CDS thus needs to consider, a unified command structure at the national level as a pri entire Indian subcontinent serving as a single theatre much like the Australian model, the tri-service theatres could be translated as Theatres of in respective theatres ofoperation could be combined through joint structures in each domain and command HQs, communication anddata links for networked operations.
In a structure uni ed at the apex level, CDS and hisstaff would have the onus and the responsibility to carve out the war strategy jointly with the service chiefsfor any imminent threat. The quantum of forces couldthen be allotted after a joint appreciation, from among

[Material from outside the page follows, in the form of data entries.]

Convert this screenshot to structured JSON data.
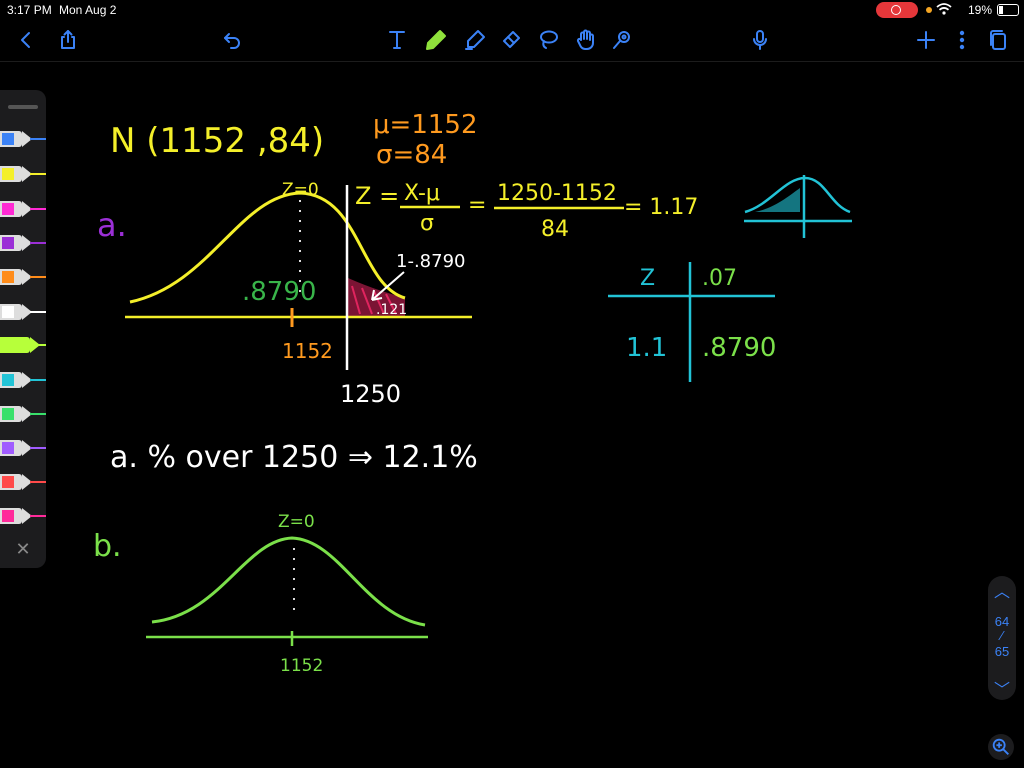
{
  "status_bar": {
    "time": "3:17 PM",
    "date": "Mon Aug 2",
    "battery_percent": "19%",
    "recording": true
  },
  "toolbar": {
    "left_icons": [
      "back-icon",
      "share-icon",
      "undo-icon"
    ],
    "tools": [
      "text-tool-icon",
      "pen-tool-icon",
      "highlighter-tool-icon",
      "eraser-tool-icon",
      "lasso-tool-icon",
      "hand-icon",
      "laser-pointer-icon"
    ],
    "right_icons": [
      "microphone-icon",
      "add-page-icon",
      "more-icon",
      "pages-icon"
    ]
  },
  "palette": {
    "pens": [
      "#ffffff",
      "#fffb00",
      "#ff2ad4",
      "#b030e0",
      "#ff8c1a",
      "#ffffff",
      "#b7ff3a",
      "#23d6d6",
      "#39e06b",
      "#a05cff",
      "#ff4a4a",
      "#ff2a9a"
    ]
  },
  "notes": {
    "dist": "N (1152 ,84)",
    "mu": "μ=1152",
    "sigma": "σ=84",
    "part_a": "a.",
    "z0_a": "Z=0",
    "z_formula_lhs": "Z =",
    "z_num": "X-μ",
    "z_den": "σ",
    "eq1": "=",
    "calc_num": "1250-1152",
    "calc_den": "84",
    "result": "= 1.17",
    "left_area": ".8790",
    "complement": "1-.8790",
    "tail": ".121",
    "mean_a": "1152",
    "x_a": "1250",
    "table_z": "Z",
    "table_col": ".07",
    "table_row": "1.1",
    "table_val": ".8790",
    "answer_a": "a. % over 1250 ⇒ 12.1%",
    "part_b": "b.",
    "z0_b": "Z=0",
    "mean_b": "1152"
  },
  "pager": {
    "current": "64",
    "total": "65"
  },
  "colors": {
    "accent": "#3b82f6",
    "orange": "#ff9a1f",
    "yellow": "#f4ef2a",
    "green": "#7be04a",
    "purple": "#9b2fd6",
    "cyan": "#22c3d6",
    "pink": "#e0245e"
  }
}
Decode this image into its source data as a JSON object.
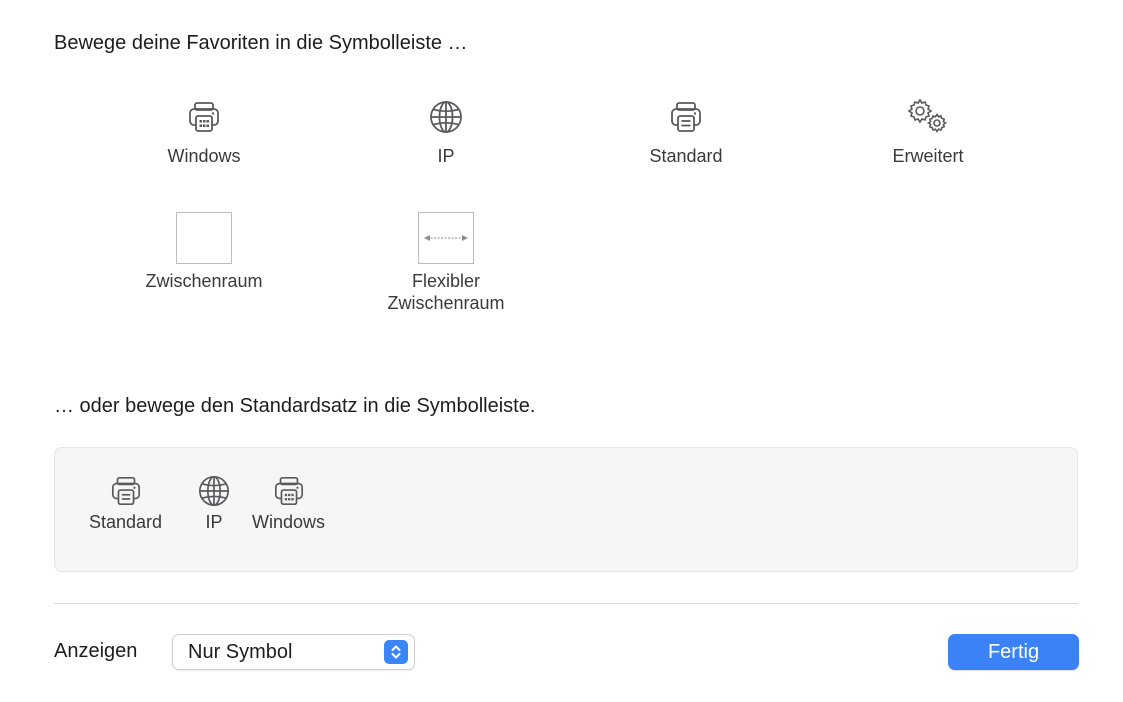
{
  "headings": {
    "favorites": "Bewege deine Favoriten in die Symbolleiste …",
    "default_set": "… oder bewege den Standardsatz in die Symbolleiste."
  },
  "palette": [
    {
      "label": "Windows",
      "icon": "printer-windows-icon"
    },
    {
      "label": "IP",
      "icon": "globe-icon"
    },
    {
      "label": "Standard",
      "icon": "printer-icon"
    },
    {
      "label": "Erweitert",
      "icon": "gears-icon"
    },
    {
      "label": "Zwischenraum",
      "icon": "space-icon"
    },
    {
      "label": "Flexibler\nZwischenraum",
      "icon": "flexible-space-icon"
    }
  ],
  "default_set": [
    {
      "label": "Standard",
      "icon": "printer-icon"
    },
    {
      "label": "IP",
      "icon": "globe-icon"
    },
    {
      "label": "Windows",
      "icon": "printer-windows-icon"
    }
  ],
  "footer": {
    "show_label": "Anzeigen",
    "show_select_value": "Nur Symbol",
    "done_label": "Fertig"
  },
  "colors": {
    "accent": "#3b82f6",
    "icon": "#5a5a5e"
  }
}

the combined commands or requisitioned from other theatres of operation including cyber and space divisions/commands. This arrangement would provide edibility to configure forces specific to the emerging threats or acombination thereof. Such a structure would also afford minimum disruption of the present set up and would befunctional no sooner joint structures, communication anddata links are established between combined inter-service commands and readied for networked operations.
Future battle space would be digitised with net centricityas the main tool for co-ordination, information ow, and for combing the entire war ghting enterprise to interact on the network in real time and to ght a collective war. Such a connect must be seen as a mechanism and structure to inherently synergise application of combatpower across domains and enhance joint warfare ef cacy.A mandate that the government seeks of the CDS.
This would call for several major conceptual shifts inconducting warfare from the current way of doing militarybusiness, speci cally, adopting a new way of thinking
i.e. network-centric thinking and applying it to enhance combat power. Such a combine between commands will set the tone for jointness and integration to meet the complexity of a future war and should be preferred option of the CDS over the tri-service model which was conceptualised prior to the net centric era and would not be operationally viable in our context.
Air Marshal Ramesh Rai has had a distinguished career in the Airforce. He is a former AOC in C of the Training Command.